How to Keep Your Gut Health on Track During the Holidays
Because your gut can be a grinch this time of year.
Indulging in our favorite foods and treats is one of the best parts of the holiday season, and the digestive drama that can follow is surely one of the worst. From your lack of control around gingerbread to your love of holiday-themed cocktails, odds are your insides end up feeling more tangled than your box of Christmas lights.
“As a gastroenterologist, I get asked about holiday belly every year,” says Niket Sonpal, MD, assistant professor at Touro College of Osteopathic Medicine in New York. “The time from Thanksgiving to New Year’s Day often turns into a caloric free-for-all, with holiday menus loaded with foods that are on most patients’ fun list, but that can trigger a whole host of abdominal symptoms.”
That doesn’t mean you have to deprive yourself of your favorite holiday goodies, however—there are plenty of ways to do your gut a solid so that you can enjoy the season sans retaliation, starting with these expert-backed tips:
1. Stock Up on Kefir
If you’ve got a festive afternoon lined up, swig some probiotic-rich kefir at breakfast, suggests Kara Landau, RD, NYC-based registered dietitian and founder at Uplift Food. Doing so will line your stomach with an abundance of good bacteria that can help with digestion and reduce unwanted bloating.
2. Add More Resistant Starch to the Menu
Resistant starch is a special type of prebiotic fiber that feeds the good bacteria in our gut, says Landau. The result? Digestion isn’t as much of a drag, and food is passed through the body easier. “You can find prebiotic resistant starch inside a range of foods commonly found on the festive seasonal table, such as roasted potatoes, vegetables, or cooked grains,” says Landau. The trick is to let these foods cool down before you eat them, which allows the resistant starch to form—and your gut bacteria to reap the benefits. (You can reheat them and still score the benefits, assures Landau.)
3. Go for a Post-Meal Walk
It’s tempting to nap after a big holiday meal, but it’s the worst thing you can do if you’re prone to acid reflux. Consider going for a post-meal walk instead—say, to scout out the neighborhood decorations. “Walking helps your abdominal muscles contract, and helps your stomach move the acid and food into the intestines sooner,” says Sonpal. “This decreases the probability of reflux occurring.”
4. Take Note of Past Food Reactions
If you ate something during last year’s holiday season that didn’t agree with you (or worse, caused an allergic reaction), it’s best to steer clear of that particular food so as to not repeat history. A year isn’t a long time to your stomach and small intestine, says Sonpal, and re-exposure may cause a more significant reaction the second time around.
5. Drink Enough Water
We tend to consume less water during the holidays, while increasing our intake of dehydration-promoters like salty treats, caffeine, and alcohol. This can result in a digestive traffic jam. “Water helps keep your digestive system well-lubricated and moving, helping you to avoid constipation from dehydration and stress,” says Sonpal. The more water you drink, the less likely it is that your curmudgeony stomach will get in the way of your enjoying the festivities.

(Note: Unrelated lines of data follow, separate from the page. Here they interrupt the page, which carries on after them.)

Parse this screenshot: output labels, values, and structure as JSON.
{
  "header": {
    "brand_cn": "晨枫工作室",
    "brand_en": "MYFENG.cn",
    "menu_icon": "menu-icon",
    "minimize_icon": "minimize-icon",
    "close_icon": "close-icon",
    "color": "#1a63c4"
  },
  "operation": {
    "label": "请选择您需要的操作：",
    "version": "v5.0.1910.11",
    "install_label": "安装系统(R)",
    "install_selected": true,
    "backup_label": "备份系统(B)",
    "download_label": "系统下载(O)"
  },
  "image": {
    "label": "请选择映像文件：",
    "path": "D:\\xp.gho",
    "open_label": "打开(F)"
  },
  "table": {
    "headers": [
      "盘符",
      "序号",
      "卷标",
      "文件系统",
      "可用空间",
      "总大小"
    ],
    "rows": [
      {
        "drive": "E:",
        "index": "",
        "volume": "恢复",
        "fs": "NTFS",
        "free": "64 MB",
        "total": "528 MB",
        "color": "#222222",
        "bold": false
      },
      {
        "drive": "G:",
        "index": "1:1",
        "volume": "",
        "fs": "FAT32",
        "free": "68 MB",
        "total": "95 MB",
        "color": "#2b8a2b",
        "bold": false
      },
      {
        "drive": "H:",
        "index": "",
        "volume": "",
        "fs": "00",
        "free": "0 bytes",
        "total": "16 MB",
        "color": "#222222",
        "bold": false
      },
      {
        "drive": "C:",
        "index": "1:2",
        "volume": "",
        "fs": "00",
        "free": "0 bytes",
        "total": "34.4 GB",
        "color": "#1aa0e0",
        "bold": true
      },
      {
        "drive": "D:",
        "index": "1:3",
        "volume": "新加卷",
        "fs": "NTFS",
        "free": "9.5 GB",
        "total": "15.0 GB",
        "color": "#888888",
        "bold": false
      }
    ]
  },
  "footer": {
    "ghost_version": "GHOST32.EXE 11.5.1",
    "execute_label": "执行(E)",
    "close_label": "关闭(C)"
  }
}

6. Keep Up With Your Fiber Intake
The majority of holiday foods we consume lack fiber—meanwhile, microorganisms love to feast on the stuff. “Without enough fiber in our diet, microbes start to gobble up the mucus barrier in the gut as an alternative food source,” says Sonpal. This alters the bacterial composition and metabolism in our gut, which then causes bacteria to trigger inflammation and make us feel sick. Amping up your veggie and grain intake during the holidays can help lower the odds that your stomach will go postal when you want to indulge.
7. Have One or the Other
The combination of fancy cocktails and sweet treats can add up quickly and cause digestive stress well into the next day. Before your next soiree, opt for drinks or desserts instead of overdoing it on both, suggests Chicago-based registered dietitian Maggie Michalczyk, RDN. You’ll consume fewer empty calories and sugar overall, prevent a hangover the next day (well, hopefully), and ensure that your stomach doesn’t punish you (as much) for cutting loose.
8. Eat Smaller Portions, and Take It Slow
Being mindful of how much you eat at a time can help you ward off bloating. Keep an eye on the portions that you put on your plate, and take the time to actually chew your food instead of swallowing it whole—especially if you’re munching on foods that you don’t normally eat the rest of the year. Once you start to feel any sort of fullness, stop eating. “Your stomach’s actually a muscle, and it’s used to being worked to a certain degree,” says Allison Sanders, RDN, clinical dietitian specialist at Indiana University Health. “If you’re eating more than you normally would, the muscle tightens and you’ll feel a little more uncomfortable.”
9. Have Some (More) Chocolate
Besides being delish, cocoa—which is the dry, non-fatty component of chocolate—is rich in antioxidants. Research suggests that high-cocoa dark chocolate may promote specific types of friendly gut bacteria that help to keep inflammation in check and our digestion regular.